The infant burials were similar to those for Gravettian adults, whose remains often include mammoth bones and jewelry, says anthropologist Olga Soffer of the University of Illinois at Urbana-Champaign.
"What is unusual is the extreme youth of these," she
says."Dead kids are few and far between, and the younger you get the fewer there are."The effort taken to bury and decorate the remains implies the infants or their families were held in high esteem, she
Studying the Austrian infants or any DNA extracted from them may contribute to the debate over whether or not humans and Neandertals exchanged DNA, Soffer
says.In recent weeks researchers have presented evidence that humans and Neandertals interbred when humans left Africa 30,000-40,000 years ago.Human skeletons found in Romania seem to show certain Neandertal traits, for example.The new remains could be examined for similar features, Soffer
observes."It will always be a little problematic because they're not mature, but it will be an important point of reference," she

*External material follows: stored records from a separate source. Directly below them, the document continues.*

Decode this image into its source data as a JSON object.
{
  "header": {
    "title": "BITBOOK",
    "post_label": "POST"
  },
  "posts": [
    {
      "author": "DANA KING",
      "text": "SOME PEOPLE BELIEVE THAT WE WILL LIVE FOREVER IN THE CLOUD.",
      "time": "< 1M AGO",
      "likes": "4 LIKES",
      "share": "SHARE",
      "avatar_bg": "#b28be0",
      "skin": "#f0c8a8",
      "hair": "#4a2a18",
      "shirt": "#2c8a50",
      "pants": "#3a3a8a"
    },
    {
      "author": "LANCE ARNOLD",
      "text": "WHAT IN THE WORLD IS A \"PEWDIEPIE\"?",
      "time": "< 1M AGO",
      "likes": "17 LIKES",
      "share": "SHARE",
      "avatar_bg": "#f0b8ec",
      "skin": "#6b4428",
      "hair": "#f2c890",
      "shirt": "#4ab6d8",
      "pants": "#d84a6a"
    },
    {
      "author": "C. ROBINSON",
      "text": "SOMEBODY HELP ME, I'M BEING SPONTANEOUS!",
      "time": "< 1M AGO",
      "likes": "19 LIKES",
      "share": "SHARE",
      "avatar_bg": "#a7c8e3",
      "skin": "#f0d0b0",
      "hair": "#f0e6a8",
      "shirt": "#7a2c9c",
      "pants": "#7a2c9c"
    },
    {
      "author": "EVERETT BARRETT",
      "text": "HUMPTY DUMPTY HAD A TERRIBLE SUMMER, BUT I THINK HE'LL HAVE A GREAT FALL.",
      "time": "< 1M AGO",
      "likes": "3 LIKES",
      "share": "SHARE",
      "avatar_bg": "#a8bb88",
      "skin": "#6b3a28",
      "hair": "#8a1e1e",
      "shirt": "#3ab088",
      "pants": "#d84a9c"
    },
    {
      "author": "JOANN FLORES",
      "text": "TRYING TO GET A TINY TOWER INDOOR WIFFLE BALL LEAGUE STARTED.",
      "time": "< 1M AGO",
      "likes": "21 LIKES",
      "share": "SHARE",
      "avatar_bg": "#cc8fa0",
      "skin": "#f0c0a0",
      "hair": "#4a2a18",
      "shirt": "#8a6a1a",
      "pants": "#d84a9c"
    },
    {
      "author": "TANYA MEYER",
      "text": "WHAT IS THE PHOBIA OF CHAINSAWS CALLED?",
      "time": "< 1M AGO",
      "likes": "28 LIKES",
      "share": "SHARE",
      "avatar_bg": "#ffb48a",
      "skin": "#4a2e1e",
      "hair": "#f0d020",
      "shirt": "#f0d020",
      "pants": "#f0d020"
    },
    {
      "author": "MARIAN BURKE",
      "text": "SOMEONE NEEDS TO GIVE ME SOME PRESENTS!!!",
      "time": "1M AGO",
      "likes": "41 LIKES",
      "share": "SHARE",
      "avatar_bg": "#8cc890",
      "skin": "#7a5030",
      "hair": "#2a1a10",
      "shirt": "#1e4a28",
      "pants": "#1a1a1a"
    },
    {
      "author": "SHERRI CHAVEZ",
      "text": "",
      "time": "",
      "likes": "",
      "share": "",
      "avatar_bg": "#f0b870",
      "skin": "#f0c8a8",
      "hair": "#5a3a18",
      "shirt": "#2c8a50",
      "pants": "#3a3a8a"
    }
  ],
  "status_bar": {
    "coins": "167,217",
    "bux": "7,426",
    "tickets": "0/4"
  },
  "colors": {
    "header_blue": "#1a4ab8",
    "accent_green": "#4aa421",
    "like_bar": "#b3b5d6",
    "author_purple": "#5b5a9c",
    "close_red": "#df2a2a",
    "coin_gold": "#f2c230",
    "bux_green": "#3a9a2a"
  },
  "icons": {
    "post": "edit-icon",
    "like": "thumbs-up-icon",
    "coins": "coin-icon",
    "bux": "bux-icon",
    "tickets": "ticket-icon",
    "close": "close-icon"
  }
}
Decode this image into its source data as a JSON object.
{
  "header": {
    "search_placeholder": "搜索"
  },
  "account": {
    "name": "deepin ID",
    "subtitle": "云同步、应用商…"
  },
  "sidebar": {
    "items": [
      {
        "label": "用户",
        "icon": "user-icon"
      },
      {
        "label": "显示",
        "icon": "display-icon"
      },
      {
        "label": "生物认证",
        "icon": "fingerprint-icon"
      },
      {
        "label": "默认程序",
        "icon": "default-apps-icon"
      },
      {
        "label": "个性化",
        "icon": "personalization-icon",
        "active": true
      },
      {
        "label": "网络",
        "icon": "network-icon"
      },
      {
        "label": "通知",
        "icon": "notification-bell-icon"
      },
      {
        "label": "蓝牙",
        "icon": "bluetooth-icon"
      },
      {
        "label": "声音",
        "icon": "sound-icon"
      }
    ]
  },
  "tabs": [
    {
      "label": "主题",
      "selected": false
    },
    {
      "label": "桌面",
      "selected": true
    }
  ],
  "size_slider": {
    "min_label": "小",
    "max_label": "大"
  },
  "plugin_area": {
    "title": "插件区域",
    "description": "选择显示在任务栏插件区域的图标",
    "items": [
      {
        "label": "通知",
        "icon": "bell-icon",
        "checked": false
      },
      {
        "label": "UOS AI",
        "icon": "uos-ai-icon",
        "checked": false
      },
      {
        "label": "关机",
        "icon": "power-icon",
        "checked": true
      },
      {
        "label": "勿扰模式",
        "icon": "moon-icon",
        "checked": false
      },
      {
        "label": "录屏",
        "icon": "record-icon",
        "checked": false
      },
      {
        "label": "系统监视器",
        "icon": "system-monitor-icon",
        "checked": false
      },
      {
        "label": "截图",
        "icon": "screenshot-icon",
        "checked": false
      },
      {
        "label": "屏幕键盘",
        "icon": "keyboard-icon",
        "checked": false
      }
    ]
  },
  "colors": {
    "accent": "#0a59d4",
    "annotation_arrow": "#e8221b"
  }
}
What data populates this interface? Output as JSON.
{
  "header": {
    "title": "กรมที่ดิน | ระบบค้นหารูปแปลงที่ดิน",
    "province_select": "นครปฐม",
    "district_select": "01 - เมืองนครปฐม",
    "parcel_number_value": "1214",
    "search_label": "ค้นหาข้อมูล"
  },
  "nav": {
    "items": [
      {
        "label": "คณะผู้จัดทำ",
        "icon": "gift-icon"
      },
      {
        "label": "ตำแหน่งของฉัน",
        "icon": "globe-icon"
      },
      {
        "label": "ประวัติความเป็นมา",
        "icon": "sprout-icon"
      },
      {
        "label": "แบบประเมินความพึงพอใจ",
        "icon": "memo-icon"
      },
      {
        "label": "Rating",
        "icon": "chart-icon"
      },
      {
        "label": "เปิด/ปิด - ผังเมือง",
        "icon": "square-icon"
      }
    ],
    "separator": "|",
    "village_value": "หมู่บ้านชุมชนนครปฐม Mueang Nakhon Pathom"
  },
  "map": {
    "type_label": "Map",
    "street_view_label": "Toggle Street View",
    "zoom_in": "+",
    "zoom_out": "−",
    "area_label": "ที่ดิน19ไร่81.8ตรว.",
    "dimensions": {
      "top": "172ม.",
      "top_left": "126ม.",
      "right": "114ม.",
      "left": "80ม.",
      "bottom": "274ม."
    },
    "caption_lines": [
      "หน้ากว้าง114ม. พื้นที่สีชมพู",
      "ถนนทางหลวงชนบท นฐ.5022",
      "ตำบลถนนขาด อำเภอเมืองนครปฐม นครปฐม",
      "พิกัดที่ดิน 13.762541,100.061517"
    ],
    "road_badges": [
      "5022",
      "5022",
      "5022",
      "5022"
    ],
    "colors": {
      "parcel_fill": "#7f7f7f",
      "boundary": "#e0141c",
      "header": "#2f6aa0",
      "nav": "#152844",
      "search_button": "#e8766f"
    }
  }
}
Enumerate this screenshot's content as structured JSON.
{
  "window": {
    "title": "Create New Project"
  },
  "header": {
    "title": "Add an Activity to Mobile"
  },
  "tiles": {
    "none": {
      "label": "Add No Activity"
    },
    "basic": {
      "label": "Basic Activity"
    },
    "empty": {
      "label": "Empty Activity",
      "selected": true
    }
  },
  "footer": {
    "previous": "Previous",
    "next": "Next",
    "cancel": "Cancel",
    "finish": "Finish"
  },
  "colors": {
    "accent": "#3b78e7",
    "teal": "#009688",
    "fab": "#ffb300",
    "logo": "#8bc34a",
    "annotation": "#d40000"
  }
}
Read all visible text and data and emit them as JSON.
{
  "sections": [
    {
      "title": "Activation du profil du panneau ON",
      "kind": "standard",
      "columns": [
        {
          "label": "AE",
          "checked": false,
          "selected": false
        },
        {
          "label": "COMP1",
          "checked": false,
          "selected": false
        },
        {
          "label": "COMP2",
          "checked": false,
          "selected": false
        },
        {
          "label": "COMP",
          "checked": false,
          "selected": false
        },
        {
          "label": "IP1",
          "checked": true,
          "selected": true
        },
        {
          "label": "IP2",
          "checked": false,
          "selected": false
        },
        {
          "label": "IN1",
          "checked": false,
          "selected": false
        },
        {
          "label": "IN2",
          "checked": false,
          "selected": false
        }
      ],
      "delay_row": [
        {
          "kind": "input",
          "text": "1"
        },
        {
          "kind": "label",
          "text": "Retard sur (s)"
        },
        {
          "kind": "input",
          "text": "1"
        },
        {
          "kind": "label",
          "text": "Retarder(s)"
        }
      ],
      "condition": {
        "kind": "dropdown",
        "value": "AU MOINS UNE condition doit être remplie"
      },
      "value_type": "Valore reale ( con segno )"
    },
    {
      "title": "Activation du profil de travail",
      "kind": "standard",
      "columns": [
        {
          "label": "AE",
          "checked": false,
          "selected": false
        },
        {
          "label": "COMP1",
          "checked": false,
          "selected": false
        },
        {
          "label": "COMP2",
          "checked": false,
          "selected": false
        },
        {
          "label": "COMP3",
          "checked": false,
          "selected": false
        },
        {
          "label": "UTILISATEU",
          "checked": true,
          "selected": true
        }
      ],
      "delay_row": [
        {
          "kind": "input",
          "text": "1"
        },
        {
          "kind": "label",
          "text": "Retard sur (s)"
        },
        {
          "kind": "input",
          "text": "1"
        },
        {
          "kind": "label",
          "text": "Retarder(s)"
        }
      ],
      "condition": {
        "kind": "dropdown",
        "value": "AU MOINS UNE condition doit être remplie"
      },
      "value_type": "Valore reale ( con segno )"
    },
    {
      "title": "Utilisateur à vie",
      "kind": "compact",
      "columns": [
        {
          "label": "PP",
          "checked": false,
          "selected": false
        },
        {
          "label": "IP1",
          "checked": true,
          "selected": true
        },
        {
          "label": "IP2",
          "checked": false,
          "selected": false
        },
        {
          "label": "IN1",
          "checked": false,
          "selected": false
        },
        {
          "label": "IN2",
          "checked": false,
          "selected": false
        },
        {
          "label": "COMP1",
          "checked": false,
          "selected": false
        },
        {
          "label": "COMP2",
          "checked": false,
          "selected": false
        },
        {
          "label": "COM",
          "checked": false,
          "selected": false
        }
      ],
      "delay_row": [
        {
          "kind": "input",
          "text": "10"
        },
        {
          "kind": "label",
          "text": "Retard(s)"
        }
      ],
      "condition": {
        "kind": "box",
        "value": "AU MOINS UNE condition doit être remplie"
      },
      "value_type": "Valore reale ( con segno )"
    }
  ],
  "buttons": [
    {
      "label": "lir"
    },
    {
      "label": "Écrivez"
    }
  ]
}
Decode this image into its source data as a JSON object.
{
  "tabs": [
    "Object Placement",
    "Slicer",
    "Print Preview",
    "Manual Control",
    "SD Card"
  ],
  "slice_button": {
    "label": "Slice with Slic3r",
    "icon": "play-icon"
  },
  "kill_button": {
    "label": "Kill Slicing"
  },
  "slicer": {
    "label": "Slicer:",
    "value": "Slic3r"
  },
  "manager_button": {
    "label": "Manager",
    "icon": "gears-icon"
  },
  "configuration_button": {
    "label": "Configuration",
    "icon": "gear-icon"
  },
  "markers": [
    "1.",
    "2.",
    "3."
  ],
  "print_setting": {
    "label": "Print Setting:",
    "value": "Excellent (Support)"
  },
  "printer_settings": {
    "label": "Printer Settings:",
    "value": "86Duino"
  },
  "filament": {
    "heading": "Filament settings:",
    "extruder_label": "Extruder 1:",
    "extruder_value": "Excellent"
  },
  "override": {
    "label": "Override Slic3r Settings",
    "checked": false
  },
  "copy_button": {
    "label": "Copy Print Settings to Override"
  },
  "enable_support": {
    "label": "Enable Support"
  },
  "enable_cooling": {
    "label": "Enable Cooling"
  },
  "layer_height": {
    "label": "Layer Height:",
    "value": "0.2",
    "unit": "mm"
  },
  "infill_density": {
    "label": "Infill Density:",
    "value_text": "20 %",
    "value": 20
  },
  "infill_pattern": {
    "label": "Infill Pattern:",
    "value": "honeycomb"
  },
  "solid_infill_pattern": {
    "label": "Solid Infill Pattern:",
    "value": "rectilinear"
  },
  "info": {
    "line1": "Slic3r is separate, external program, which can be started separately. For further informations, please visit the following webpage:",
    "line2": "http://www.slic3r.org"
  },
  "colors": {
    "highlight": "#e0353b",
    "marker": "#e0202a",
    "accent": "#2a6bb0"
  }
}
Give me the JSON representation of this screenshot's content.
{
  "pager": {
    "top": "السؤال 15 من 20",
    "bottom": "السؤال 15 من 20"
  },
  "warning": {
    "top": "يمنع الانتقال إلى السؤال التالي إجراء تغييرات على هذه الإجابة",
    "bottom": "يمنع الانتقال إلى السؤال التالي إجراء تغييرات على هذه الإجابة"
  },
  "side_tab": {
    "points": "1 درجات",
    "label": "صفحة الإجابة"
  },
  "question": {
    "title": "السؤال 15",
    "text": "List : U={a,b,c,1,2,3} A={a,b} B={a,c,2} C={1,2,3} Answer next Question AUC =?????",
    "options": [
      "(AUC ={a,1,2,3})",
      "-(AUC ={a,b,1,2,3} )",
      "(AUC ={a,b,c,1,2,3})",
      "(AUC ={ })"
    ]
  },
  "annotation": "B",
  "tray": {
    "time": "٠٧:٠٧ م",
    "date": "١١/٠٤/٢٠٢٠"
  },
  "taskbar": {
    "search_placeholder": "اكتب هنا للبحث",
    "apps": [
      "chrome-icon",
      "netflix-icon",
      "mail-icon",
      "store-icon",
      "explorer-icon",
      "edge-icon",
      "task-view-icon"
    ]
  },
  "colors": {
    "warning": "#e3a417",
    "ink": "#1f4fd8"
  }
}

says."There's lots and lots of exciting potential here."-- JR Minkel